(Problem): Your answer must be the data repeated exactly, with no pictures in it.

(Stored records):
== Segment start ==

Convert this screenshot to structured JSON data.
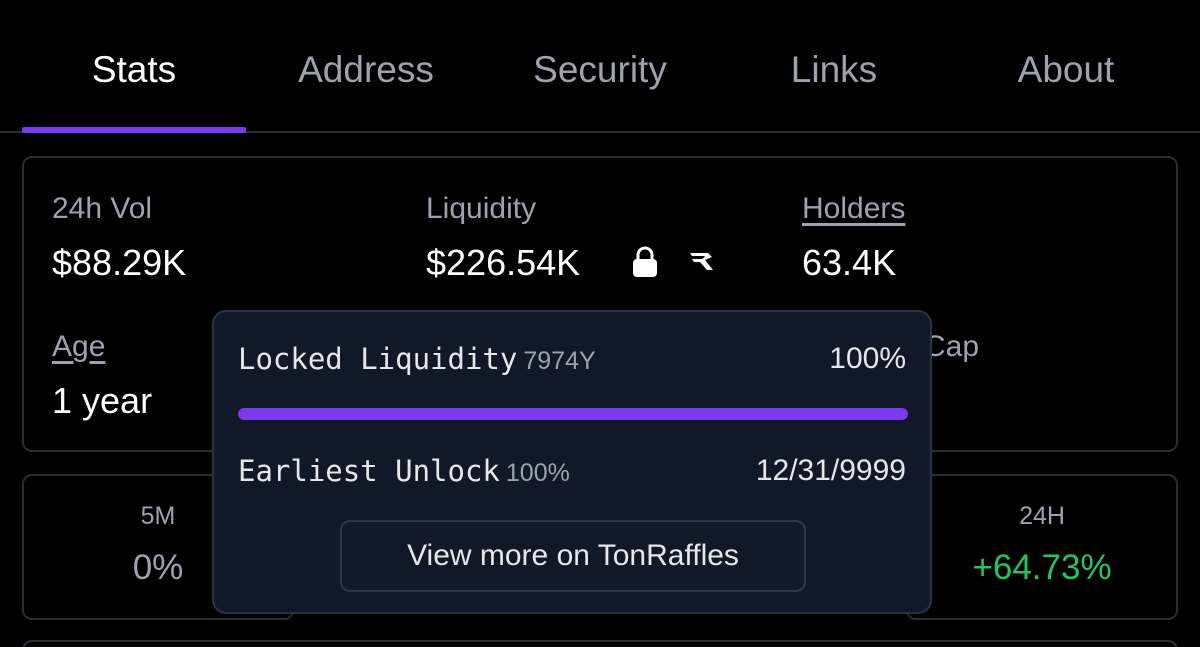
{
  "tabs": [
    {
      "label": "Stats",
      "active": true
    },
    {
      "label": "Address",
      "active": false
    },
    {
      "label": "Security",
      "active": false
    },
    {
      "label": "Links",
      "active": false
    },
    {
      "label": "About",
      "active": false
    }
  ],
  "stats": {
    "vol_label": "24h Vol",
    "vol_value": "$88.29K",
    "liquidity_label": "Liquidity",
    "liquidity_value": "$226.54K",
    "holders_label": "Holders",
    "holders_value": "63.4K",
    "age_label": "Age",
    "age_value": "1 year",
    "mcap_label_partial": "Cap"
  },
  "changes": {
    "m5_label": "5M",
    "m5_value": "0%",
    "h24_label": "24H",
    "h24_value": "+64.73%"
  },
  "popover": {
    "locked_label": "Locked Liquidity",
    "locked_duration": "7974Y",
    "locked_percent": "100%",
    "locked_fraction": 1.0,
    "unlock_label": "Earliest Unlock",
    "unlock_percent": "100%",
    "unlock_date": "12/31/9999",
    "button_label": "View more on TonRaffles"
  },
  "icons": {
    "lock": "lock-icon",
    "tonraffles": "tonraffles-logo-icon"
  },
  "colors": {
    "accent": "#7c3aed",
    "positive": "#22c55e",
    "muted": "#9ca3af",
    "background": "#000000",
    "popover_bg": "#111827"
  }
}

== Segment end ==

(Exercise response):
Convert this screenshot to structured JSON data.
{
  "tabs": [
    {
      "label": "Stats",
      "active": true
    },
    {
      "label": "Address",
      "active": false
    },
    {
      "label": "Security",
      "active": false
    },
    {
      "label": "Links",
      "active": false
    },
    {
      "label": "About",
      "active": false
    }
  ],
  "stats": {
    "vol_label": "24h Vol",
    "vol_value": "$88.29K",
    "liquidity_label": "Liquidity",
    "liquidity_value": "$226.54K",
    "holders_label": "Holders",
    "holders_value": "63.4K",
    "age_label": "Age",
    "age_value": "1 year",
    "mcap_label_partial": "Cap"
  },
  "changes": {
    "m5_label": "5M",
    "m5_value": "0%",
    "h24_label": "24H",
    "h24_value": "+64.73%"
  },
  "popover": {
    "locked_label": "Locked Liquidity",
    "locked_duration": "7974Y",
    "locked_percent": "100%",
    "locked_fraction": 1.0,
    "unlock_label": "Earliest Unlock",
    "unlock_percent": "100%",
    "unlock_date": "12/31/9999",
    "button_label": "View more on TonRaffles"
  },
  "icons": {
    "lock": "lock-icon",
    "tonraffles": "tonraffles-logo-icon"
  },
  "colors": {
    "accent": "#7c3aed",
    "positive": "#22c55e",
    "muted": "#9ca3af",
    "background": "#000000",
    "popover_bg": "#111827"
  }
}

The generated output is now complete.